:: Material for this exercise

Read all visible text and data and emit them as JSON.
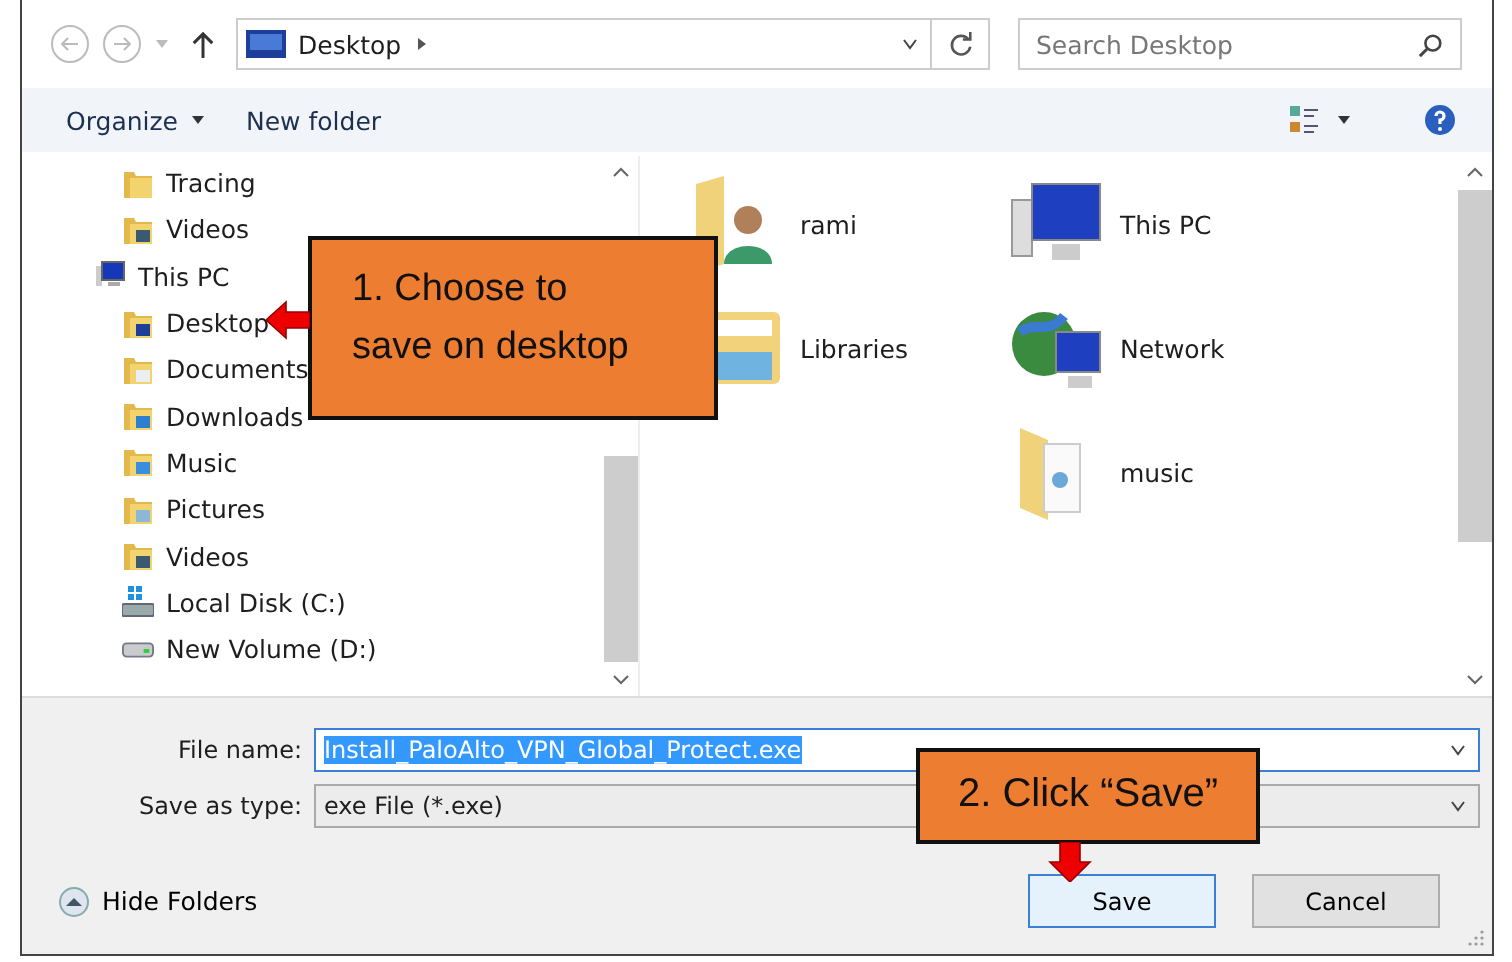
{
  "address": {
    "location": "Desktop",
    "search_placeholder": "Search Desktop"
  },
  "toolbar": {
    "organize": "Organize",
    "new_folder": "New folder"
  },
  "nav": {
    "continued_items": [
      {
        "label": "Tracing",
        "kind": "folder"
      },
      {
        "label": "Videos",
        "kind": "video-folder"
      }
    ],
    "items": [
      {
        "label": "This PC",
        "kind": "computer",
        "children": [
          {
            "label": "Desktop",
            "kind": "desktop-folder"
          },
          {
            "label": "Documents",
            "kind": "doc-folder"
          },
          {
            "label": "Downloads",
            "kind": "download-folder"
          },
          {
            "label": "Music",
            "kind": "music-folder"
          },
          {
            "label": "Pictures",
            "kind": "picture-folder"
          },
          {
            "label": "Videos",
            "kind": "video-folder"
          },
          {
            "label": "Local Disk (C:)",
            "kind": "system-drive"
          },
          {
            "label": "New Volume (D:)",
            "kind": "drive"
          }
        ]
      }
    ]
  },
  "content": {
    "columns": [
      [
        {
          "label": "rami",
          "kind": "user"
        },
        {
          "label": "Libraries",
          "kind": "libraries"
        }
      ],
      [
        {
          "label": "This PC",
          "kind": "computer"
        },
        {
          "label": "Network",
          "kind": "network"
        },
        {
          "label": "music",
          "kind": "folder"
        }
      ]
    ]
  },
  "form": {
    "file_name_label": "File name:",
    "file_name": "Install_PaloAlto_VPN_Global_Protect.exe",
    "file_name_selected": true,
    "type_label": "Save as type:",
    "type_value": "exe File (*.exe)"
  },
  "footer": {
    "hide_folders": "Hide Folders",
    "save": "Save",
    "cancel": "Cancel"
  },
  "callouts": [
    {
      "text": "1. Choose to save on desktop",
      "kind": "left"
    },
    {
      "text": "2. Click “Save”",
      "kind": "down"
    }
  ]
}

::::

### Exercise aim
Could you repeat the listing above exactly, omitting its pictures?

### Reply to the task
Read all visible text and data and emit them as JSON.
{
  "address": {
    "location": "Desktop",
    "search_placeholder": "Search Desktop"
  },
  "toolbar": {
    "organize": "Organize",
    "new_folder": "New folder"
  },
  "nav": {
    "continued_items": [
      {
        "label": "Tracing",
        "kind": "folder"
      },
      {
        "label": "Videos",
        "kind": "video-folder"
      }
    ],
    "items": [
      {
        "label": "This PC",
        "kind": "computer",
        "children": [
          {
            "label": "Desktop",
            "kind": "desktop-folder"
          },
          {
            "label": "Documents",
            "kind": "doc-folder"
          },
          {
            "label": "Downloads",
            "kind": "download-folder"
          },
          {
            "label": "Music",
            "kind": "music-folder"
          },
          {
            "label": "Pictures",
            "kind": "picture-folder"
          },
          {
            "label": "Videos",
            "kind": "video-folder"
          },
          {
            "label": "Local Disk (C:)",
            "kind": "system-drive"
          },
          {
            "label": "New Volume (D:)",
            "kind": "drive"
          }
        ]
      }
    ]
  },
  "content": {
    "columns": [
      [
        {
          "label": "rami",
          "kind": "user"
        },
        {
          "label": "Libraries",
          "kind": "libraries"
        }
      ],
      [
        {
          "label": "This PC",
          "kind": "computer"
        },
        {
          "label": "Network",
          "kind": "network"
        },
        {
          "label": "music",
          "kind": "folder"
        }
      ]
    ]
  },
  "form": {
    "file_name_label": "File name:",
    "file_name": "Install_PaloAlto_VPN_Global_Protect.exe",
    "file_name_selected": true,
    "type_label": "Save as type:",
    "type_value": "exe File (*.exe)"
  },
  "footer": {
    "hide_folders": "Hide Folders",
    "save": "Save",
    "cancel": "Cancel"
  },
  "callouts": [
    {
      "text": "1. Choose to save on desktop",
      "kind": "left"
    },
    {
      "text": "2. Click “Save”",
      "kind": "down"
    }
  ]
}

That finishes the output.